Check out the operation on TzScan

Other Uses

If you check out the usage info by running --help you'll find several handy options.

For example:

  • If you're using the docker script on the machine you're doing payouts with, you can use the --docker NETWORK (e.g. mainnet) option.

  • If you have a lot of transactions you don't have to pass them all on the command line. Make a file with one ADDR=AMOUNT per line and use --transactions-file path-to-file.

  • --check will simply confirm the transactions were passed correctly and report the total number of addresses and XTZ required.

  • This is a generic payment batching tool, as well:

    bash <( curl -sL https://git.io/fxMmp ) --use some-alias --skip-funding --transactions ADDR1=AMOUNT1,ADDR2=AMOUNT2
    

    This command will not ask for funding and will simply send from the existing balance.

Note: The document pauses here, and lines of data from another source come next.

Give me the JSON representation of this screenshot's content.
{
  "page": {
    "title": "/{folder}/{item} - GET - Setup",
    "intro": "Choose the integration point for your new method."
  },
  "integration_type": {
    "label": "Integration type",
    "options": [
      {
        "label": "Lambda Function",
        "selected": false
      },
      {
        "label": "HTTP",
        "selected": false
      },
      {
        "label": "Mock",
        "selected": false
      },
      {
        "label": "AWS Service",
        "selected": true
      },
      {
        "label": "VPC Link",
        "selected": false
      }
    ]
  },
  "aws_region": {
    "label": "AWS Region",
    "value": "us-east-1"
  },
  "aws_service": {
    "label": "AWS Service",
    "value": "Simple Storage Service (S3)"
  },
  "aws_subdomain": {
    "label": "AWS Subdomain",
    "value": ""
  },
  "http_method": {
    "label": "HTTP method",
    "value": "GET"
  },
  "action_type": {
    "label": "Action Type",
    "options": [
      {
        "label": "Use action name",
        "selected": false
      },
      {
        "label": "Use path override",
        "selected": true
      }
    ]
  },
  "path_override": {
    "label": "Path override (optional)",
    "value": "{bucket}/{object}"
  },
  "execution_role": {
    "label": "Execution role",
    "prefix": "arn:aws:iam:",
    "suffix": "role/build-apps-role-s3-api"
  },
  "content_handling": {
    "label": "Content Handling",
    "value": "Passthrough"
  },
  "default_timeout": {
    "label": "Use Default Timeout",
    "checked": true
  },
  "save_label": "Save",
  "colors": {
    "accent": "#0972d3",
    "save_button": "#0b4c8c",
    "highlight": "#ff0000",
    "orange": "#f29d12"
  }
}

Possible Issues

Currently the biggest problem is that this started as a proof-of-concept and is pure bash. The consistency of the Tezos RPC output is not 100% and shell scripting in general is not our favourite way to do this. We are considering a re-write in Python.

Besides that, the 'simulation' step currently just simulates all transactions at once, instead of page-by-page. This seems to be required because the burner account must be revealed in the first page, but the reveal won't actually make it onto the blockchain during simulation of course. So page 2 will fail due to the public key not being revealed... We're not sure how to manage this just yet. For now we figure it's better to fail early than half-finish a batch and error out.

Finally, this is not fully 'automated' currently. It requires a human to run it and then potentially to do something with the operation hashes. We're thinking about ways to further automate this process. We could keep a larger amount in the float and --skip-funding, for example... And having the operation results in a machine readable format like JSON would be needed in that case so we could still provide relevant links to delegators.

Acknowledgments

Thanks to:

  • Bake'n'Rolls for their helpful research and blog post which was instrumental in getting this running.
  • Obsidian Systems for hosting the friendliest Tezos Baking Slack Community around, where we asked plenty of questions during the process.

Feedback Welcome

Please let us know what you think or if you have any ideas for improvements! Join our Discord

Interested in delegating with us? Visit our Bakery